*Problem description*:
Report, from the records below, every line where the word "content" appears.

------------------------------------------------------------

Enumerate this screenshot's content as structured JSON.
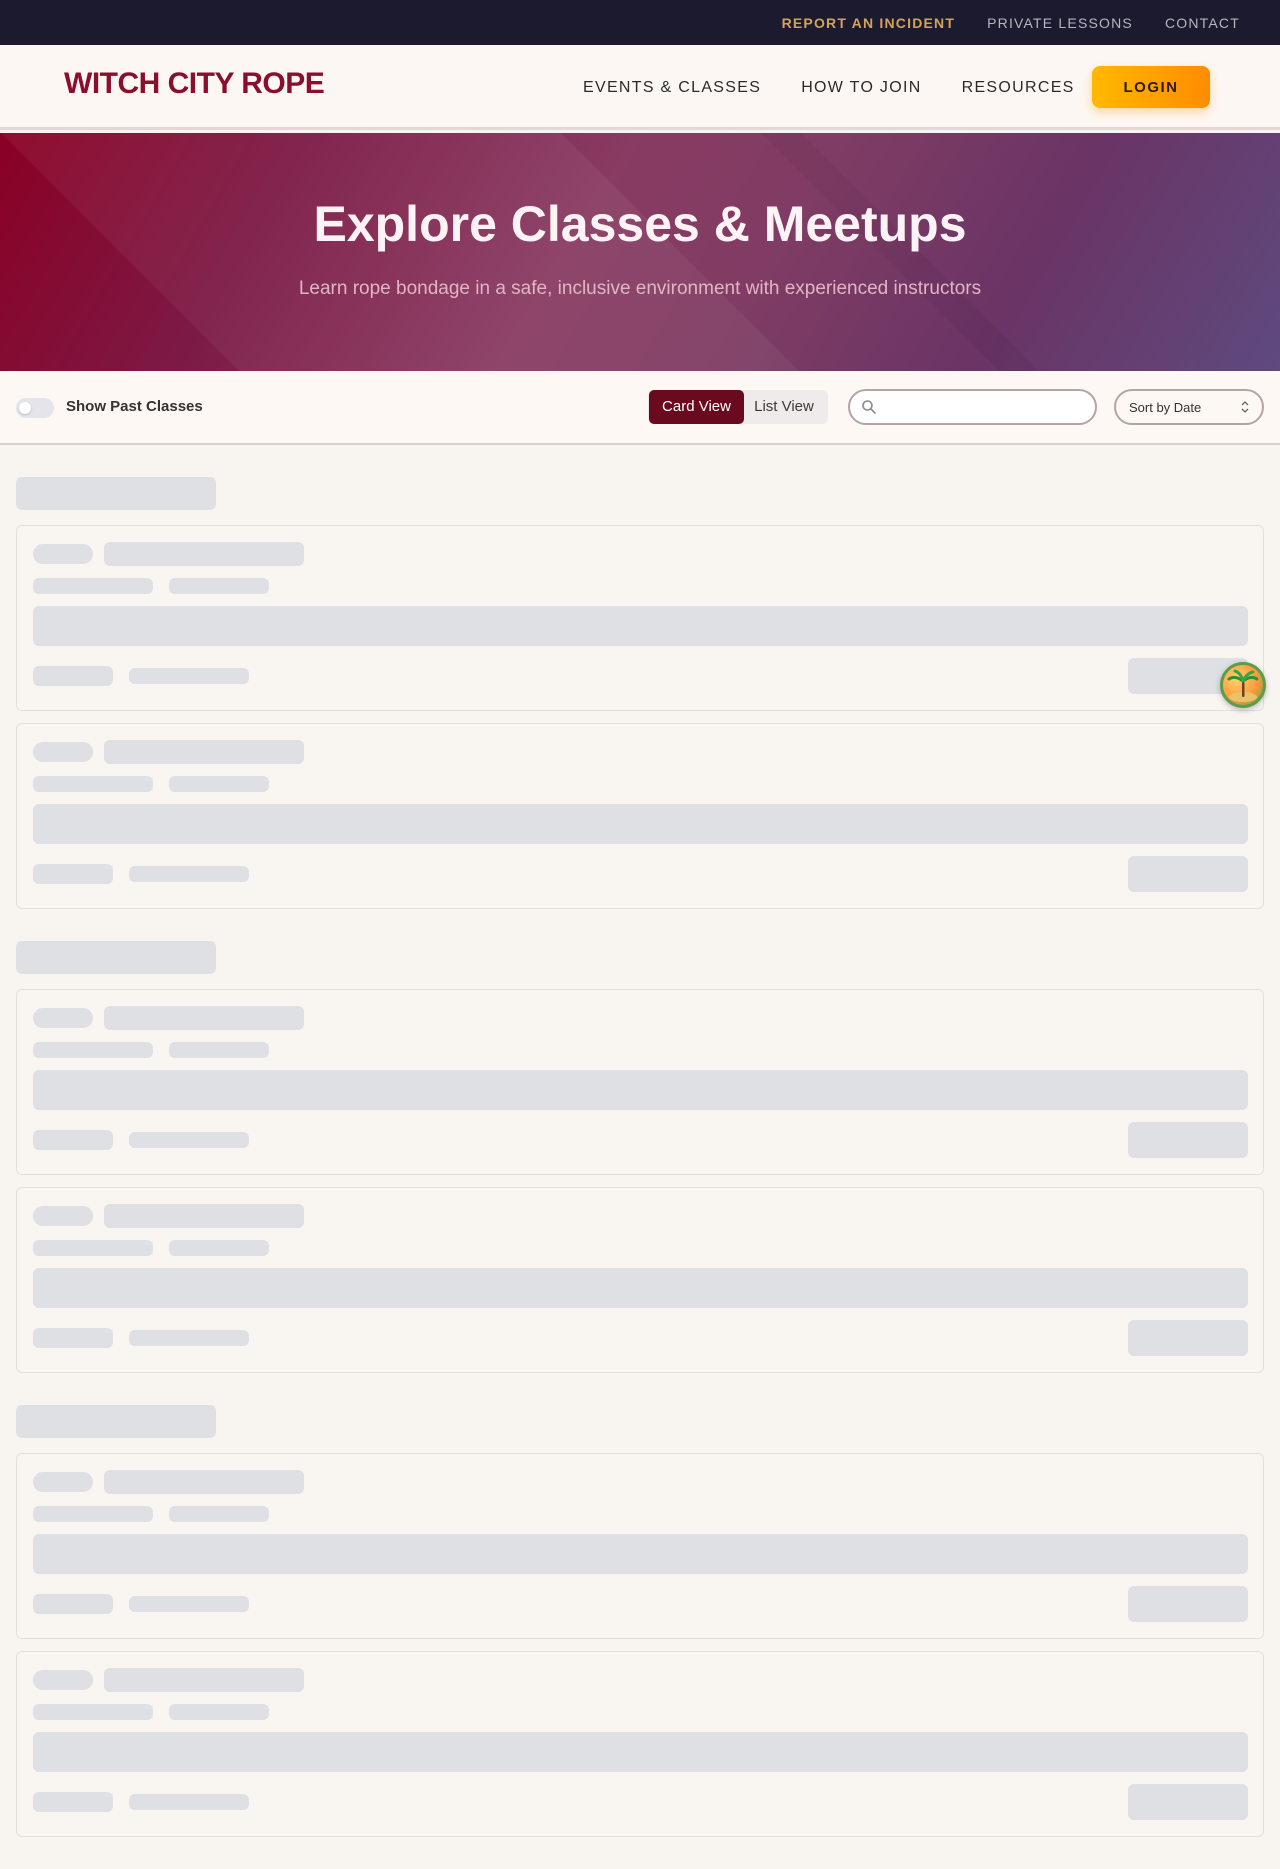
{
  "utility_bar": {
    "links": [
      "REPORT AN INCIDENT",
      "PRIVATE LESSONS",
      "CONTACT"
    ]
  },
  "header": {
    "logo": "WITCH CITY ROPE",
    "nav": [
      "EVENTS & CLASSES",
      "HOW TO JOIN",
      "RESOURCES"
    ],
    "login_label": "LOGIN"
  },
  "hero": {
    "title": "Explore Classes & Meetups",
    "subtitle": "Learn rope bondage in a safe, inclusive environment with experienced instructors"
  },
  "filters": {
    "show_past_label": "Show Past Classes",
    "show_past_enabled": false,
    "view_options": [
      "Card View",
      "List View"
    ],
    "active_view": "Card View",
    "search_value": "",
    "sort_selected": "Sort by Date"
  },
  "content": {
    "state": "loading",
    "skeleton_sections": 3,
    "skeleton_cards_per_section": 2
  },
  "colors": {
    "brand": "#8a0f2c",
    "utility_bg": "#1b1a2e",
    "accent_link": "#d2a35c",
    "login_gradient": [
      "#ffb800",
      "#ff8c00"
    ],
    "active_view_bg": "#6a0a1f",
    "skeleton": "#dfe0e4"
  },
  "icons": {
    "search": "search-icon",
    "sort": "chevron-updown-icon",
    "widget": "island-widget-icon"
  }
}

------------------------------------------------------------

*Reply*:
Enumerate this screenshot's content as structured JSON.
  "content": {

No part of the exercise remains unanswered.